**TASK DESCRIPTION**
An identical copy of all the records is what the answer must contain.

**EXERCISE MATERIALS**
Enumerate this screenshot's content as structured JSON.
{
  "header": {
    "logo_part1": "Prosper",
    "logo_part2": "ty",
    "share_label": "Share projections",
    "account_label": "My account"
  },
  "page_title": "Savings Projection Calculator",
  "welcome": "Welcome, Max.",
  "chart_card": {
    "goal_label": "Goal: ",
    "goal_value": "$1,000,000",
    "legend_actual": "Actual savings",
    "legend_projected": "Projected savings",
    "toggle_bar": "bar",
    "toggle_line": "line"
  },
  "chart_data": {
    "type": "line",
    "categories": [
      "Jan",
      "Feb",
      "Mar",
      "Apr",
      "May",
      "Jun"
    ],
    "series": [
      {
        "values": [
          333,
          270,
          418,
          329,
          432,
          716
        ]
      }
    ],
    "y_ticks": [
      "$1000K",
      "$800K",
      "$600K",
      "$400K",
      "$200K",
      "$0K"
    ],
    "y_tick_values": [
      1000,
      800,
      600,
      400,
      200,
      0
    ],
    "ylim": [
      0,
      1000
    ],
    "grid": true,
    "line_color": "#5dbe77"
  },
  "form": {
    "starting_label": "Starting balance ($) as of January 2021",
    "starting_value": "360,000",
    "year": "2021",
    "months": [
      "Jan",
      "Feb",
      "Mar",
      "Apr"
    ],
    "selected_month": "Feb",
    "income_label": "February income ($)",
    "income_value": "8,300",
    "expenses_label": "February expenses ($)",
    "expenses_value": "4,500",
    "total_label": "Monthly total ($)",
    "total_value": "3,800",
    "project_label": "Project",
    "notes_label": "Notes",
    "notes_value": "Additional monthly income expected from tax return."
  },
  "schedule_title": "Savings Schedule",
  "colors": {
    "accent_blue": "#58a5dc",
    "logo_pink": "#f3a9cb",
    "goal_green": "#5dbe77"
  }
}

**RESULT FOR THIS TASK**
Enumerate this screenshot's content as structured JSON.
{
  "header": {
    "logo_part1": "Prosper",
    "logo_part2": "ty",
    "share_label": "Share projections",
    "account_label": "My account"
  },
  "page_title": "Savings Projection Calculator",
  "welcome": "Welcome, Max.",
  "chart_card": {
    "goal_label": "Goal: ",
    "goal_value": "$1,000,000",
    "legend_actual": "Actual savings",
    "legend_projected": "Projected savings",
    "toggle_bar": "bar",
    "toggle_line": "line"
  },
  "chart_data": {
    "type": "line",
    "categories": [
      "Jan",
      "Feb",
      "Mar",
      "Apr",
      "May",
      "Jun"
    ],
    "series": [
      {
        "values": [
          333,
          270,
          418,
          329,
          432,
          716
        ]
      }
    ],
    "y_ticks": [
      "$1000K",
      "$800K",
      "$600K",
      "$400K",
      "$200K",
      "$0K"
    ],
    "y_tick_values": [
      1000,
      800,
      600,
      400,
      200,
      0
    ],
    "ylim": [
      0,
      1000
    ],
    "grid": true,
    "line_color": "#5dbe77"
  },
  "form": {
    "starting_label": "Starting balance ($) as of January 2021",
    "starting_value": "360,000",
    "year": "2021",
    "months": [
      "Jan",
      "Feb",
      "Mar",
      "Apr"
    ],
    "selected_month": "Feb",
    "income_label": "February income ($)",
    "income_value": "8,300",
    "expenses_label": "February expenses ($)",
    "expenses_value": "4,500",
    "total_label": "Monthly total ($)",
    "total_value": "3,800",
    "project_label": "Project",
    "notes_label": "Notes",
    "notes_value": "Additional monthly income expected from tax return."
  },
  "schedule_title": "Savings Schedule",
  "colors": {
    "accent_blue": "#58a5dc",
    "logo_pink": "#f3a9cb",
    "goal_green": "#5dbe77"
  }
}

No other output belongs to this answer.